The Power of Advanced Vision

Utilized for cosmetic surface inspection, Advanced Vision systems supply all the advantages of automated inspection, including quantifiable results and objective analysis, while gathering the data required for error tracking to optimize production operations.

Radiant software supplies an extensive set of machine vision inspection tools for production-level monitoring and pass/fail test sequencing to enable manufacturers to automate any visual quality inspection process.

Radiant’s photometry-based systems can be utilized to inspect components with imperceptibly precise tolerances, such as glass & transparent layers (particle detection, air bubbles), keyboards (measuring gaps between characters, keys, etc.), and more. They can identify defects that may be missed by human inspectors.

Advanced Vision inspection addresses assembly verification and all aspects of appearance, fit, and finish.

This information has been sourced, reviewed and adapted from materials provided by Radiant Vision Systems.

For more information on this source, please visit Radiant Vision Systems.

Citations

Please use one of the following formats to cite this article in your essay, paper or report:
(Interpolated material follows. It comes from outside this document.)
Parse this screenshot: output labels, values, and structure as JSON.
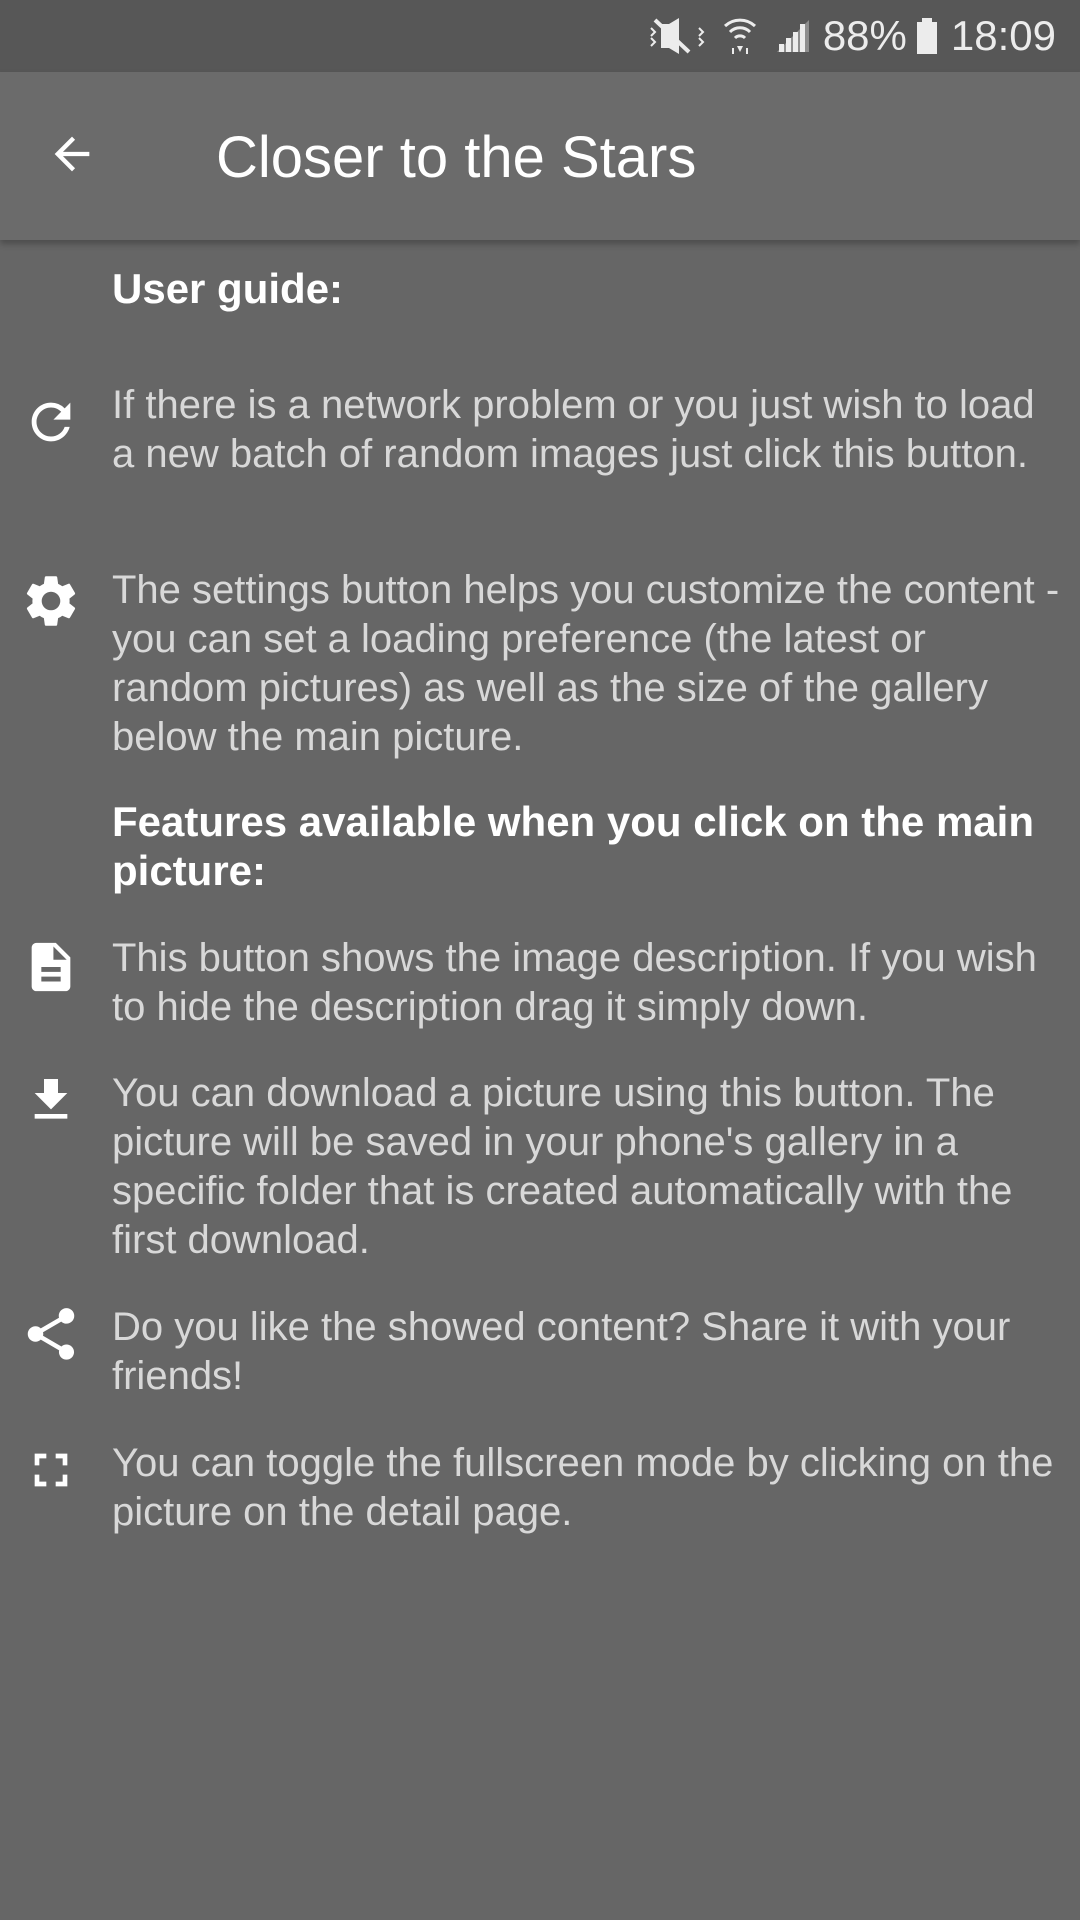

  • APA

    Radiant Vision Systems. (2019, October 29). Surface Inspection with Photometry-Based Imaging Systems. AZoOptics. Retrieved on November 12, 2019 from https://www.azooptics.com/Article.aspx?ArticleID=1669.

  • MLA

    Radiant Vision Systems. "Surface Inspection with Photometry-Based Imaging Systems". AZoOptics. 12 November 2019. <https://www.azooptics.com/Article.aspx?ArticleID=1669>.

  • Chicago

    Radiant Vision Systems. "Surface Inspection with Photometry-Based Imaging Systems". AZoOptics. https://www.azooptics.com/Article.aspx?ArticleID=1669. (accessed November 12, 2019).

  • Harvard

    Radiant Vision Systems. 2019. Surface Inspection with Photometry-Based Imaging Systems. AZoOptics, viewed 12 November 2019, https://www.azooptics.com/Article.aspx?ArticleID=1669.

Tell Us What You Think

Do you have a review, update or anything you would like to add to this article?

Leave your feedback
Submit